Key developments in the econometric analysis of spatial cross-section data are reviewed. The spatial connectivity matrix (W) is introduced and its implications for spatial autocorrelation (SAC) is explained. Alternative statistical tests for spatial autocorrelation are reviewed. The spatial autoregression model (SAR) is introduced and its relation to regression models with spatial lagged dependent variables is explained. A common factor test is described, which tests the hypothesis that SAC is induced by the omission of spatial lagged dependent variables. Alternative estimation methods for spatial lag models are compared and contrasted, including maximum likelihood and instrumental variable methods.

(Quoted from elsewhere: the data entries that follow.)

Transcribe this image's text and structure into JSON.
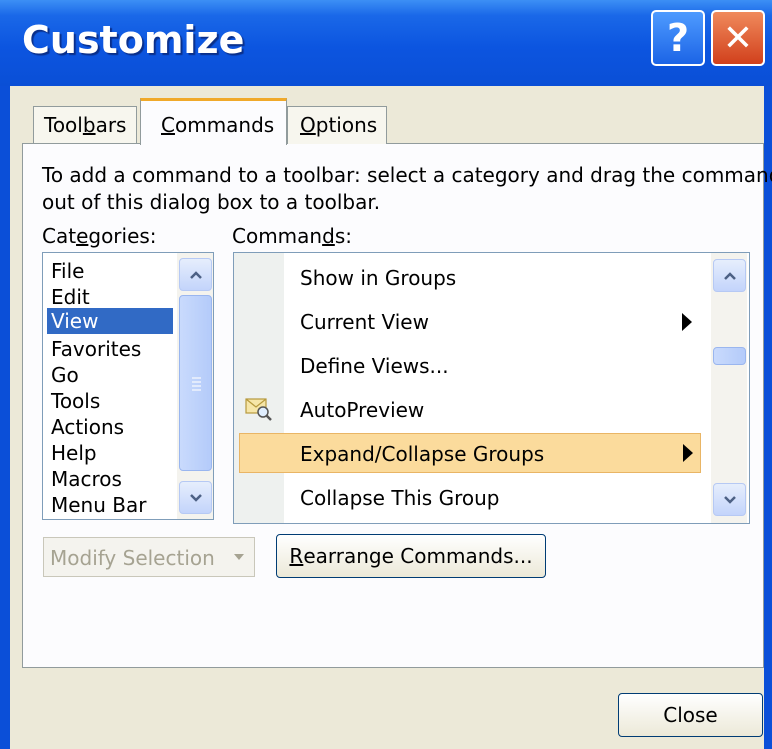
{
  "window": {
    "title": "Customize",
    "help_glyph": "?",
    "close_glyph": "✕"
  },
  "tabs": [
    {
      "pre": "Tool",
      "key": "b",
      "post": "ars",
      "active": false
    },
    {
      "pre": "",
      "key": "C",
      "post": "ommands",
      "active": true
    },
    {
      "pre": "",
      "key": "O",
      "post": "ptions",
      "active": false
    }
  ],
  "instruction": {
    "line1": "To add a command to a toolbar: select a category and drag the command",
    "line2": "out of this dialog box to a toolbar."
  },
  "categories_label": {
    "pre": "Cat",
    "key": "e",
    "post": "gories:"
  },
  "commands_label": {
    "pre": "Comman",
    "key": "d",
    "post": "s:"
  },
  "categories": {
    "items": [
      "File",
      "Edit",
      "View",
      "Favorites",
      "Go",
      "Tools",
      "Actions",
      "Help",
      "Macros",
      "Menu Bar"
    ],
    "selected": "View"
  },
  "commands": {
    "items": [
      {
        "label": "Show in Groups",
        "submenu": false,
        "highlighted": false,
        "icon": ""
      },
      {
        "label": "Current View",
        "submenu": true,
        "highlighted": false,
        "icon": ""
      },
      {
        "label": "Define Views...",
        "submenu": false,
        "highlighted": false,
        "icon": ""
      },
      {
        "label": "AutoPreview",
        "submenu": false,
        "highlighted": false,
        "icon": "envelope-magnifier-icon"
      },
      {
        "label": "Expand/Collapse Groups",
        "submenu": true,
        "highlighted": true,
        "icon": ""
      },
      {
        "label": "Collapse This Group",
        "submenu": false,
        "highlighted": false,
        "icon": ""
      }
    ]
  },
  "buttons": {
    "modify_selection": "Modify Selection",
    "rearrange": {
      "pre": "",
      "key": "R",
      "post": "earrange Commands..."
    },
    "close": "Close"
  },
  "colors": {
    "titlebar": "#0a4fd6",
    "dialog_face": "#ece9d8",
    "selection": "#316ac5",
    "highlight": "#fbdb9c"
  }
}
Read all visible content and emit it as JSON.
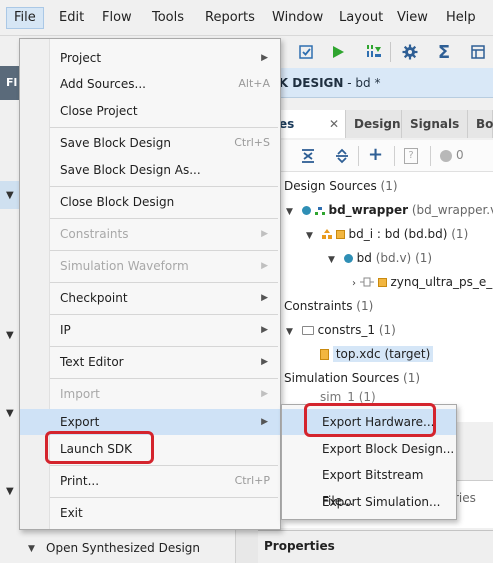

Spatial statistical methods such as spatial principal components generated by W, spatial filtering and geographically weighted regression are reviewed. The fundamental differences between spatial data and time series data are emphasized. Time is inherently sequential whereas space is not. Time is potentially infinite whereas space is not. Time has a natural unit of measurement (hours, months, years) whereas space does not. The MAUP (modifiable area unit problem) is discussed, which arises because, unlike physical space, socioeconomic space does not have a natural unit of measurement.
This is a preview of subscription content, log in to check access.
Amrhein CG (1995) Searching for the elusive aggregation effect: evidence from statistical simulations. Environ Plan A 27:105–119CrossRefGoogle Scholar
Openshaw S, Taylor PJ (1979) A million or so correlation coefficients: three experiment on the modifiable areal unit problem. In: Wrigley N (ed) Statistical applications in the spatial sciences. Pion, London, pp 127–144Google Scholar
Páez A, Farber S, Wheeler D (2011) A simulation-based study of geographically weighted regression as a method for investigating spatially varying relationships. Environ Plan A 43(12):2992–3010CrossRefGoogle Scholar
Pesaran MH (2006) Estimation and inference in large heterogeneous panels with a multifactor error structure. Econometrica 74:967–1012CrossRefGoogle Scholar
Pesaran MH (2015) Time series and panel data econometrics. Oxford University Press, OxfordCrossRefGoogle Scholar